* Task description *
From the material beneath, pull every line with the word "icon".

- - -

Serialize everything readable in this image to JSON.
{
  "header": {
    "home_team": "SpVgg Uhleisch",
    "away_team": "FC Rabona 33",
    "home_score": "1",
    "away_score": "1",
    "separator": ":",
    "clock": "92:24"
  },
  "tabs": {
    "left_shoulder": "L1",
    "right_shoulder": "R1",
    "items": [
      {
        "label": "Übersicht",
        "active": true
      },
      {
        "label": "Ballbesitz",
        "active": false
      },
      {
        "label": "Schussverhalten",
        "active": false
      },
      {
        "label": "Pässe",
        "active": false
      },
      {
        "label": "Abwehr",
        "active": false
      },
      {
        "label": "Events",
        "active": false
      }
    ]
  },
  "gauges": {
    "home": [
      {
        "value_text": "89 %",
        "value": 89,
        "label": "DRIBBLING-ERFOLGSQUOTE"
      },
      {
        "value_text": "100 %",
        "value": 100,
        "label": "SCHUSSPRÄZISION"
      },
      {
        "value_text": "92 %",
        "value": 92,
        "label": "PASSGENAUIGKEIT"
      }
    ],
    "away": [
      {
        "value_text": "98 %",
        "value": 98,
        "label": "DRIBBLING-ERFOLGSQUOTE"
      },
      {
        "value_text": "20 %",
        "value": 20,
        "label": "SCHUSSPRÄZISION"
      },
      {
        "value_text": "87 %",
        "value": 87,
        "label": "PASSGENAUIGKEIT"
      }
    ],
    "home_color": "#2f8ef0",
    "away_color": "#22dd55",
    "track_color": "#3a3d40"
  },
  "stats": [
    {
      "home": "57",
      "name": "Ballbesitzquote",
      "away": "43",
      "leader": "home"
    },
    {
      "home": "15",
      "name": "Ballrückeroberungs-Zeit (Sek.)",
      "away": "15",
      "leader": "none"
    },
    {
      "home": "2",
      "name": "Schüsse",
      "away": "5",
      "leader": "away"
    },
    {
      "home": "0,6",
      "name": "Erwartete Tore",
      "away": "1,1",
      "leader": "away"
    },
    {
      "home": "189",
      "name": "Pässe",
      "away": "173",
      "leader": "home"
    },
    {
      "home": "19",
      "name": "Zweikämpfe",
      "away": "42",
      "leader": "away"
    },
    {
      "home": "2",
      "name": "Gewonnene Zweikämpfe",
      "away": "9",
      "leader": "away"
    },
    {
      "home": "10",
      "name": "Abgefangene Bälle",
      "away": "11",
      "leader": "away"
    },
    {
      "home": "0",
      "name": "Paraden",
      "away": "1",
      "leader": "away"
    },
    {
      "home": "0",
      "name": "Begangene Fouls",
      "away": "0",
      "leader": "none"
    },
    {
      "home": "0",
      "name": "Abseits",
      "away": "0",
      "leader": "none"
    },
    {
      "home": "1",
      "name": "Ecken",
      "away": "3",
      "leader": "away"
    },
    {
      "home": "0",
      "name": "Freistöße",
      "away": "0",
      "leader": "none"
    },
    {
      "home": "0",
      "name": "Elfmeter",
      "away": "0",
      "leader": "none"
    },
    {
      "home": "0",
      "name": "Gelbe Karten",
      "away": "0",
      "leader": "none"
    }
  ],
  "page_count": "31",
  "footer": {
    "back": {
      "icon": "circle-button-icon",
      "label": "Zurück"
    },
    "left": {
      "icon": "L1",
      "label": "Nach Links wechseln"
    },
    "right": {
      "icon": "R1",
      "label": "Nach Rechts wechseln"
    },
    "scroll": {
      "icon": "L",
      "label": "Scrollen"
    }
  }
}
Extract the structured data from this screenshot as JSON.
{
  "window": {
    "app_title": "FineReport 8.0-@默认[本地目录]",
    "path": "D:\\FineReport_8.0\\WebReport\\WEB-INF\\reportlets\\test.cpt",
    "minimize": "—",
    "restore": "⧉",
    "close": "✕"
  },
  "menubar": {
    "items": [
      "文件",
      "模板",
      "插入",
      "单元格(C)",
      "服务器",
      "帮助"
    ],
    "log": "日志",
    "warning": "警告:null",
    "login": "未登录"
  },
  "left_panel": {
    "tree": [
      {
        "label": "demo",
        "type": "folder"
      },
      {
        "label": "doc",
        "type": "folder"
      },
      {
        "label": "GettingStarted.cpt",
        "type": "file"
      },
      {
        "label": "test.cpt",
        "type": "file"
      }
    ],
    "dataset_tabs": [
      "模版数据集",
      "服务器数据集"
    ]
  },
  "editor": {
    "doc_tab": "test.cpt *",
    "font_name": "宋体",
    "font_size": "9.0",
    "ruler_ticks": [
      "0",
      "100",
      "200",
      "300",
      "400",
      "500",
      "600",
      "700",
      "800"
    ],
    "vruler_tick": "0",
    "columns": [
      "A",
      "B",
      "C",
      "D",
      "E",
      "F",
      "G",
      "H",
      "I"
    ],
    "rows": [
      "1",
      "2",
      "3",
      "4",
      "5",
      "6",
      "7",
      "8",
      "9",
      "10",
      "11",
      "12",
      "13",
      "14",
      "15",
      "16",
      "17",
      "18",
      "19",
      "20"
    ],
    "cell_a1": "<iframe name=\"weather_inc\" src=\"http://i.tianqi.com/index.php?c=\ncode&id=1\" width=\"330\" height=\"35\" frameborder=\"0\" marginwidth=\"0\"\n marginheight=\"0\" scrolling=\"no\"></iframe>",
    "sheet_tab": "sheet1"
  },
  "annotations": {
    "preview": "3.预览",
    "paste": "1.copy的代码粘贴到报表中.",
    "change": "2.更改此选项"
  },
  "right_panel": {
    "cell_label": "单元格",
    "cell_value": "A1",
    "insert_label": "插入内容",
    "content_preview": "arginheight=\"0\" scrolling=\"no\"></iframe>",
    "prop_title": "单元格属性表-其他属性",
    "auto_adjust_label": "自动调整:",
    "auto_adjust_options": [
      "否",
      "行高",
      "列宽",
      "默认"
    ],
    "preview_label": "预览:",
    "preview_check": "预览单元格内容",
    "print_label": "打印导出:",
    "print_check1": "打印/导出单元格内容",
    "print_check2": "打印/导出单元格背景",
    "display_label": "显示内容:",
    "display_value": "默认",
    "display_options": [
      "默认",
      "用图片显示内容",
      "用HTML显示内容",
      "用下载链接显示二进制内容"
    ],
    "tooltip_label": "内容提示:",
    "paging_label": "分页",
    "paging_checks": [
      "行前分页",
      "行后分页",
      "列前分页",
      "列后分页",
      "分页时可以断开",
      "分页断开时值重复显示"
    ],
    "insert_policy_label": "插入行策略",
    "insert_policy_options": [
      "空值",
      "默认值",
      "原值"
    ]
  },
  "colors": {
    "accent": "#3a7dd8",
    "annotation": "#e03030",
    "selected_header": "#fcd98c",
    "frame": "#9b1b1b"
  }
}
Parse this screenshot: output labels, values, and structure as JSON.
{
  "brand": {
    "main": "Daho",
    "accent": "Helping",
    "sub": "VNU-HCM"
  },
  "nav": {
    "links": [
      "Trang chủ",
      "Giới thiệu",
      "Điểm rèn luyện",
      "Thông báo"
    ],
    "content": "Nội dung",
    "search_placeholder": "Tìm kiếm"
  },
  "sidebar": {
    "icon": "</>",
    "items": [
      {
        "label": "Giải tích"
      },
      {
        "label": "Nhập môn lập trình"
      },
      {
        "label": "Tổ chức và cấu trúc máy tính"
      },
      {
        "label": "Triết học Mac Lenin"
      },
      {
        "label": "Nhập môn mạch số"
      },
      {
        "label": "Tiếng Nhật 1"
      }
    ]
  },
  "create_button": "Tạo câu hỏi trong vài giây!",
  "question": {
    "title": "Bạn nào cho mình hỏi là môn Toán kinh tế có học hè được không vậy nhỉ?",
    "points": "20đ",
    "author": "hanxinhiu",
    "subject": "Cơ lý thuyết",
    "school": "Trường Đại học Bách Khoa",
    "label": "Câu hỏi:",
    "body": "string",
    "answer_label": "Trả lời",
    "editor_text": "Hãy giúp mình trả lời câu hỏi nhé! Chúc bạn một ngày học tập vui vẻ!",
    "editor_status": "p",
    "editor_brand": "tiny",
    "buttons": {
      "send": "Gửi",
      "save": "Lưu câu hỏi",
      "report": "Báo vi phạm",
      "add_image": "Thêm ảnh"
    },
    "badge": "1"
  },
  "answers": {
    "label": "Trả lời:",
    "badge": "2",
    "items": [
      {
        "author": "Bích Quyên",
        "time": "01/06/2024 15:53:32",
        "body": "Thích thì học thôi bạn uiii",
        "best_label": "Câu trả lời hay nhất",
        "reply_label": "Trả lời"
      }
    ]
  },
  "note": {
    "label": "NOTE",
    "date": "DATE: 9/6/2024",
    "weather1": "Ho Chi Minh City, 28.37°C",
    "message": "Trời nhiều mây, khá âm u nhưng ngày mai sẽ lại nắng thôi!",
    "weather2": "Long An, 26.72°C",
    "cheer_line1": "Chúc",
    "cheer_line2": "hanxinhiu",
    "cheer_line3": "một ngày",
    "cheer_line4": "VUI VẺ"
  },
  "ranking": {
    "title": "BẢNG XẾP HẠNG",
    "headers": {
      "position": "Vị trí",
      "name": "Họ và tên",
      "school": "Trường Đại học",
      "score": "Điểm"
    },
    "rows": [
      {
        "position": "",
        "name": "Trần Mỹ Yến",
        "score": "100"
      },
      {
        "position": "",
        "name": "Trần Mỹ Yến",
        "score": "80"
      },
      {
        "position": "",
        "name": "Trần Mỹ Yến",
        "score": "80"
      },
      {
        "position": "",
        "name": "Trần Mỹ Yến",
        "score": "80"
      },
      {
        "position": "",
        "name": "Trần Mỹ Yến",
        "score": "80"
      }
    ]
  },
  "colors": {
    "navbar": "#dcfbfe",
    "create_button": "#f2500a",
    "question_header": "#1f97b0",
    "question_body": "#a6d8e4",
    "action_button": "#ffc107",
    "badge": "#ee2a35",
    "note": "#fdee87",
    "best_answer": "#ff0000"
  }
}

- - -

* Solution for this problem *
      "icon": "circle-button-icon",
      "icon": "L1",
      "icon": "R1",
      "icon": "L",
    "icon": "</>",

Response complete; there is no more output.